"Yes Rassie (Erasmus) has brought in a few things and fine-tuned some things that maybe helped Axel go in a certain direction but I would put it (improvements) down to Axel having more time with us forwards."
While there have been some tough times along the way, Holland has never lost sight of his ultimate goal.
His patience or "stubbornness" as he likes to call it has been crucial because as he casts his mind back to just a couple of years ago, his career could have gone down an altogether different path.
"I was thinking of going to a different club across the water and I was tossing a coin," he recalls.
"I tossed the coin 50 times and it ended up something like 26-24 against Munster. I was just like 'this is mad' and I just said 'I'm going to give it another two years'. It's something that would drive you a little bit mental when you are younger.
"I played U-20s with Seanie O'Brien, Johnny Sexton, Rob Kearney - all these lads. They're off winning Grand Slams and you're off in f***ing Rotherham or some dive like that playing 'A' rugby.
"It makes you stronger.
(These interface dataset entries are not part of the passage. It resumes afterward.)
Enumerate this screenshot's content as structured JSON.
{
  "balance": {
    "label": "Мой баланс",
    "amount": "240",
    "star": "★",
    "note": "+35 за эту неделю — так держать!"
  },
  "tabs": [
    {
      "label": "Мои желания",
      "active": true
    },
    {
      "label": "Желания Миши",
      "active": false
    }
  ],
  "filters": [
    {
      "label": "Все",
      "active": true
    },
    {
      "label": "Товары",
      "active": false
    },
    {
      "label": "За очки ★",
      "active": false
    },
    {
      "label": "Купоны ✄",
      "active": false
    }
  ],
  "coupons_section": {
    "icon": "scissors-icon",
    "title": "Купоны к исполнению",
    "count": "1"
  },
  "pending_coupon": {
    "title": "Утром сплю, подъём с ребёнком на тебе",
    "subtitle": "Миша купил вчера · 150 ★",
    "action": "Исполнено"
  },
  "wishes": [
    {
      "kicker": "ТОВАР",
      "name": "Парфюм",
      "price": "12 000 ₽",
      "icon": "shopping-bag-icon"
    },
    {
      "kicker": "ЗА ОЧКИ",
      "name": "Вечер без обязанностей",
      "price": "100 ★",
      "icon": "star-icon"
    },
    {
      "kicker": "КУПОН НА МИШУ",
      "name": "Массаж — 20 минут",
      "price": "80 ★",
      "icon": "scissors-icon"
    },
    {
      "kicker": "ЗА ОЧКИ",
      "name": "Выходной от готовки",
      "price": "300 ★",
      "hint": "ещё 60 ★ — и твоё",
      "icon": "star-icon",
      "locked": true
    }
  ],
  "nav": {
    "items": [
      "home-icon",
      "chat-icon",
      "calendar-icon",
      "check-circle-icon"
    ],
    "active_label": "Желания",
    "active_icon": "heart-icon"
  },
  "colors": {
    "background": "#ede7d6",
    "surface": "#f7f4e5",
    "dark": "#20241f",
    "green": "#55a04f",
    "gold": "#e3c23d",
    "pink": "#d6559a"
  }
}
It makes you mentally strong. You either sink or swim and look, it can go either way. I stuck at it, I was stubborn, put the foot down and kept training hard - kept working on my game.
"I'm getting an opportunity now to make my debut so I'm happy."
Holland will partner Ultan Dillane in the second-row and will lead the lineout against the Canadians at the Aviva. Like the other 14 starting players, Schmidt has urged Holland to seize his opportunity.
"I'm not here for one cap," Holland insists. "You look at fellas like Mike McCarthy and Nathan White. They came in later in their careers and had multiple caps and contributed massively.
"To quote Donncha O'Callaghan: your age is just a number. I look after my body well. It feels good so you just keep going as long as you can."
At 31, time is still on his side to win more caps but regardless of whether he does or not, tomorrow will be a proud day for the Holland family,